Although released in 2001 and greatly admired by many prominent film critics, Delbaran, directed by Iranian filmmaker Abolfazl Jalili, is not nearly as well known as other Iranian prize winners such as Abbas Kiarostami’s The Wind Will Carry Us (1999) or Mohsen Makhmalbaf’s Kandahar (2001) but deserves to be. The story focuses on Kaim, a fourteen-year-old war orphan trying to survive in a desolate Iranian village near the Afghanistan border. And the film is in the grand tradition of other renowned classics that feature child protagonists caught up in the madness of war such as Rene Clement’s Forbidden Games (1952), Andrei Tarkovsky’s Ivan’s Childhood (1962) and Elem Klimov’s Come and See (1985). The difference is that Delbaran is much more austere and understated than those better known masterworks.
The Naked Lens of Philippe Garrel

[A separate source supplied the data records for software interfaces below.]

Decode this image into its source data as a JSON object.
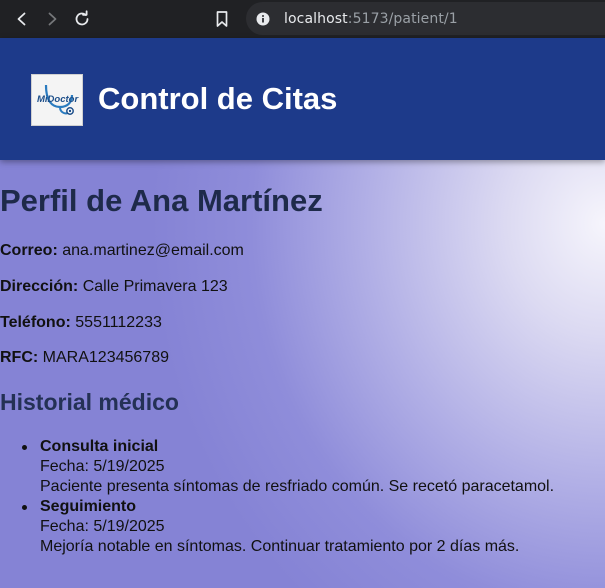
{
  "browser": {
    "url_host": "localhost",
    "url_path": ":5173/patient/1",
    "icons": [
      "back-icon",
      "forward-icon",
      "reload-icon",
      "bookmark-icon",
      "site-info-icon"
    ]
  },
  "header": {
    "logo_text": "MiDoctor",
    "title": "Control de Citas",
    "background_color": "#1d3a8a"
  },
  "profile": {
    "heading": "Perfil de Ana Martínez",
    "fields": [
      {
        "label": "Correo:",
        "value": "ana.martinez@email.com"
      },
      {
        "label": "Dirección:",
        "value": "Calle Primavera 123"
      },
      {
        "label": "Teléfono:",
        "value": "5551112233"
      },
      {
        "label": "RFC:",
        "value": "MARA123456789"
      }
    ]
  },
  "history": {
    "heading": "Historial médico",
    "entries": [
      {
        "title": "Consulta inicial",
        "date": "Fecha: 5/19/2025",
        "notes": "Paciente presenta síntomas de resfriado común. Se recetó paracetamol."
      },
      {
        "title": "Seguimiento",
        "date": "Fecha: 5/19/2025",
        "notes": "Mejoría notable en síntomas. Continuar tratamiento por 2 días más."
      }
    ]
  }
}
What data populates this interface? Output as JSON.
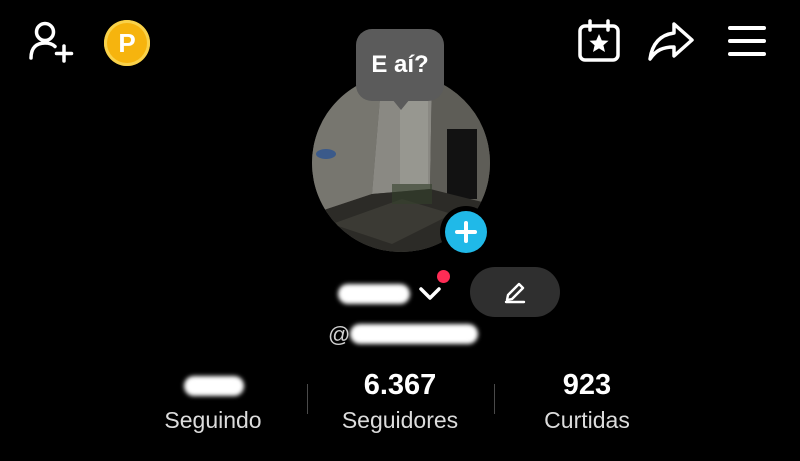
{
  "top_bar": {
    "icons": [
      "add-user-icon",
      "coin-icon",
      "calendar-star-icon",
      "share-icon",
      "menu-icon"
    ],
    "coin_letter": "P"
  },
  "profile": {
    "status_bubble": "E aí?",
    "handle_prefix": "@"
  },
  "stats": {
    "following_label": "Seguindo",
    "followers_value": "6.367",
    "followers_label": "Seguidores",
    "likes_value": "923",
    "likes_label": "Curtidas"
  },
  "colors": {
    "background": "#000000",
    "accent_blue": "#20b9e8",
    "coin": "#f6b40e",
    "notification_red": "#fe2c55",
    "edit_button_bg": "#2f2f2f",
    "bubble_bg": "#5b5b5b"
  }
}
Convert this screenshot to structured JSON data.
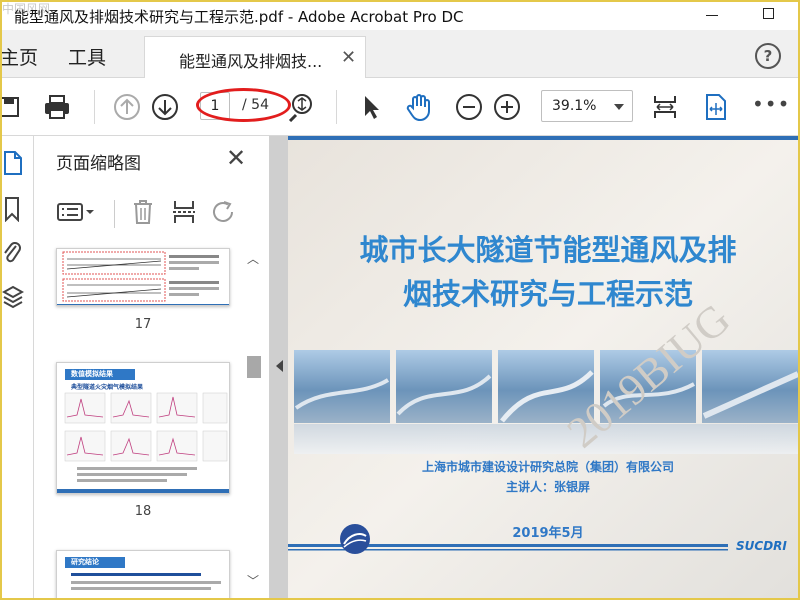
{
  "window": {
    "title": "能型通风及排烟技术研究与工程示范.pdf - Adobe Acrobat Pro DC",
    "watermark": "中国风网"
  },
  "tabs": {
    "home": "主页",
    "tools": "工具",
    "document": "能型通风及排烟技...",
    "help": "?"
  },
  "toolbar": {
    "current_page": "1",
    "total_pages": "/ 54",
    "zoom": "39.1%",
    "more": "•••",
    "icons": [
      "save-icon",
      "print-icon",
      "page-up-icon",
      "page-down-icon",
      "zoom-search-icon",
      "select-pointer-icon",
      "hand-tool-icon",
      "zoom-out-icon",
      "zoom-in-icon",
      "fit-page-icon",
      "fit-width-icon"
    ]
  },
  "thumbnail_panel": {
    "title": "页面缩略图",
    "pages": [
      {
        "number": "17"
      },
      {
        "number": "18",
        "heading": "数值模拟结果",
        "sub": "典型隧道火灾烟气模拟结果"
      },
      {
        "heading": "研究结论"
      }
    ]
  },
  "slide": {
    "title_line1": "城市长大隧道节能型通风及排",
    "title_line2": "烟技术研究与工程示范",
    "organization": "上海市城市建设设计研究总院（集团）有限公司",
    "speaker": "主讲人：张银屏",
    "date": "2019年5月",
    "brand": "SUCDRI",
    "watermark": "2019BIUG"
  },
  "colors": {
    "title_blue": "#2f87cf",
    "annotation_red": "#e21d1d",
    "frame_yellow": "#e4c84a",
    "viewer_bg": "#cfcfcf"
  }
}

In 1974 very few people outside of France knew anything about Philippe Garrel, an experimental filmmaker who had first attracted attention in Parisian film circles with his 1964 fifteen minute short, Les Enfants Desaccordes (1964). Decidedly non-commercial, Garrel’s abstract, often autobiographical ruminations on disenfranchised youth and the vagaries of romantic love appealed to a fringe group of European cinephiles. But Les Hautes Solitudes, which was first screened in Paris in December 1974, raised Garrel’s profile considerably due to the film’s cast which included model/actress/singer Nico (formerly of The Velvet Underground) and current companion of Garrel, French stage and screen star Laurent Terzieff, the stunning Tina Aumont (daughter of Maria Montez and Jean-Pierre Aumont and, most notably, American actress Jean Seberg, who had reinvented her screen career in France with Jean-Luc Godard’s Breathless (1960). Continue reading